Draft of message to be sent after approval:


From: The IESG <>
To: IETF-Announce <>
Cc: Internet Architecture Board <>,
    RFC Editor <>
Subject: Protocol Action: 'The UDP-Lite Protocol' to Proposed 

The IESG has approved the following document:

- 'The UDP-Lite Protocol '
   <draft-ietf-tsvwg-udp-lite-03.txt> as a Proposed Standard

This document is the product of the Transport Area Working Group. 

The IESG contact persons are Allison Mankin and Magnus Westerlund.

A URL of this Internet-Draft is:

Ballot Text

Technical Summary

This document describes the UDP-Lite protocol, which is similar to
UDP (RFC 768), but can also serve applications that in error-prone
network environments prefer to have partially damaged payloads
delivered rather than discarded. If this feature is not used, UDP-
Lite is semantically identical to UDP. UDP-Lite provides a checksum
with optional partial coverage. When using this option, a packet is
divided into a sensitive part (covered by the checksum) and an
insensitive part (not covered by the checksum). Errors in the
insensitive part will not cause the packet to be discarded by the
transport layer.

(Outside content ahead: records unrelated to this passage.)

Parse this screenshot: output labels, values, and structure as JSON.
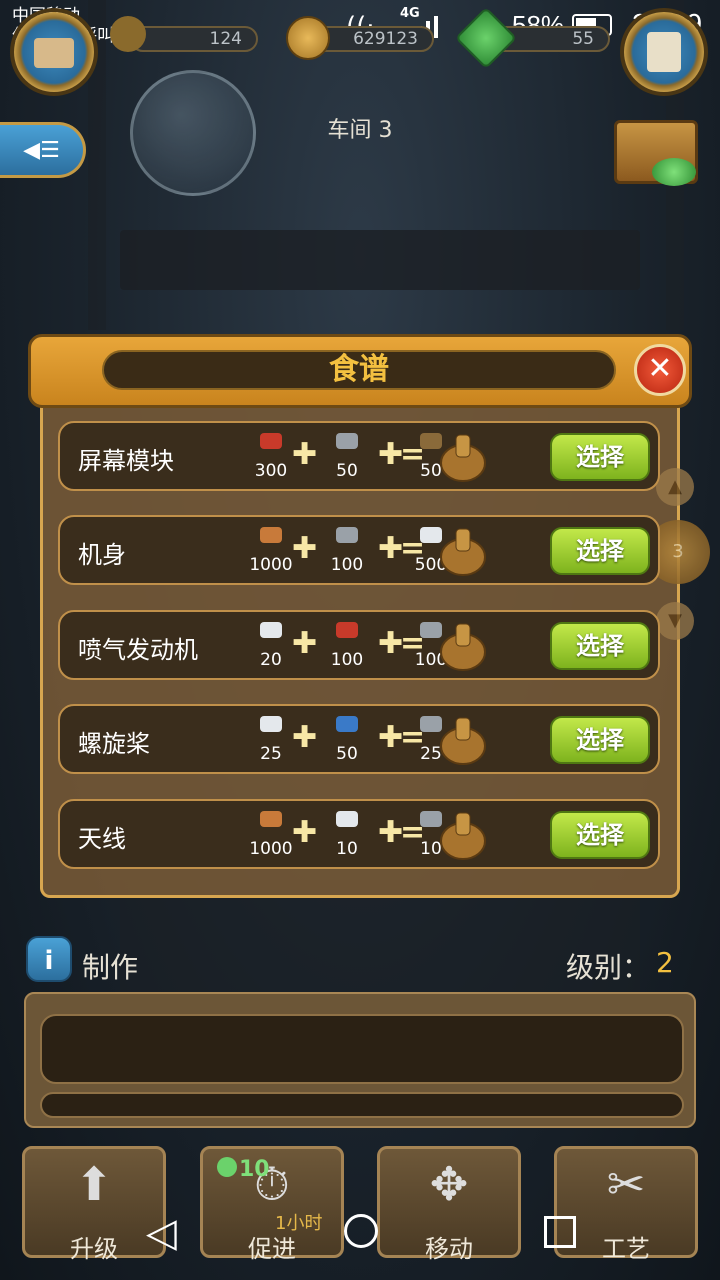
{
  "status_bar": {
    "carrier_line1": "中国移动",
    "carrier_line2": "仅限紧急呼叫",
    "network": "4G",
    "battery": "58%",
    "time": "22:29"
  },
  "hud": {
    "energy": "124",
    "coins": "629123",
    "gems": "55",
    "workshop_label": "车间",
    "workshop_number": "3"
  },
  "recipe_panel": {
    "title": "食谱",
    "close_symbol": "✕",
    "select_label": "选择",
    "current_page": "3",
    "recipes": [
      {
        "name": "屏幕模块",
        "ingredients": [
          {
            "qty": "300",
            "icon": "red-spool-icon",
            "color": "#c83a2a"
          },
          {
            "qty": "50",
            "icon": "silver-ingot-icon",
            "color": "#9aa1a8"
          },
          {
            "qty": "50",
            "icon": "battery-icon",
            "color": "#8a6a3a"
          }
        ],
        "product_icon": "screen-module-icon"
      },
      {
        "name": "机身",
        "ingredients": [
          {
            "qty": "1000",
            "icon": "screw-icon",
            "color": "#c87a3a"
          },
          {
            "qty": "100",
            "icon": "silver-ingot-icon",
            "color": "#9aa1a8"
          },
          {
            "qty": "500",
            "icon": "white-ingot-icon",
            "color": "#e4e8ec"
          }
        ],
        "product_icon": "fuselage-icon"
      },
      {
        "name": "喷气发动机",
        "ingredients": [
          {
            "qty": "20",
            "icon": "white-ingot-icon",
            "color": "#e4e8ec"
          },
          {
            "qty": "100",
            "icon": "red-spool-icon",
            "color": "#c83a2a"
          },
          {
            "qty": "100",
            "icon": "silver-ingot-icon",
            "color": "#9aa1a8"
          }
        ],
        "product_icon": "jet-engine-icon"
      },
      {
        "name": "螺旋桨",
        "ingredients": [
          {
            "qty": "25",
            "icon": "white-ingot-icon",
            "color": "#e4e8ec"
          },
          {
            "qty": "50",
            "icon": "blue-spool-icon",
            "color": "#3a7ac8"
          },
          {
            "qty": "25",
            "icon": "silver-ingot-icon",
            "color": "#9aa1a8"
          }
        ],
        "product_icon": "propeller-icon"
      },
      {
        "name": "天线",
        "ingredients": [
          {
            "qty": "1000",
            "icon": "screw-icon",
            "color": "#c87a3a"
          },
          {
            "qty": "10",
            "icon": "white-ingot-icon",
            "color": "#e4e8ec"
          },
          {
            "qty": "10",
            "icon": "silver-ingot-icon",
            "color": "#9aa1a8"
          }
        ],
        "product_icon": "antenna-icon"
      }
    ]
  },
  "crafting": {
    "label": "制作",
    "level_label": "级别：",
    "level": "2"
  },
  "bottom_buttons": {
    "upgrade": "升级",
    "boost": "促进",
    "boost_cost": "10",
    "boost_time": "1小时",
    "move": "移动",
    "craft": "工艺"
  }
}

Working Group Summary

The Transport Working Group supported advancement of this
specification. There was Last Call dissent about two aspects: first,
its original plan of being a variant of UDP itself. The response was
to develop the protocol as a separate transport protocol, which has
better properties in general. Second, there were questions about the
applicability. For this, the debate was referred to the authors' more
detailed conference paper on audio use of errored data. The flexibility
of UDP-Lite is not for broad classes of applications, but the conclusion
was that it has utility for a significant class of cellular uses now and
should be advanced.

An additional debate occurred relevant to UDP-lite during IETF 57 during
discussion of Aaron Falk's presentation of partial checksum for the IAB 
there was mixed support of the value of this general feature in the Internet

architecture, but  again there were many considerations of applicability.

Protocol Quality

The protocol was reviewed for the IESG by Allison Mankin and Erik Nordmark. 
There have been implementations for a number of years and many experimental 

RFC Editor Notes:

1/ Abstract -

Replace "[RFC-768]" with "(RFC 768)" 

2/  Security Considerations -

 Many strong encryption transforms today exhibit this behavior, for
 reasons obvious from a security point of view. There exist encryption
 transforms, stream ciphers, which do not spread errors in this way
 when the damage occurs in the insensitive part of the packet.

 Many encryption transforms today exhibit this behavior.  There exist
 encryptions transforms, stream ciphers, which do not cause error
 propagation.  Note that omitting an integrity check can, under certain
 circumstances, compromise confidentiality [Bellovin98].  Proper use of
 stream ciphers poses its own challenges [BB01].

[Bellovin98] Steven M. Bellovin, "Cryptography and the Internet", in
Proceedings of CRYPTO '98, August 1998.

[BB01] S. Bellovin and M. Blaze, "Cryptographic Modes of Operation for the
Internet", Second NIST Workshop on Modes of Operation, August 2001.

RFC Editor Note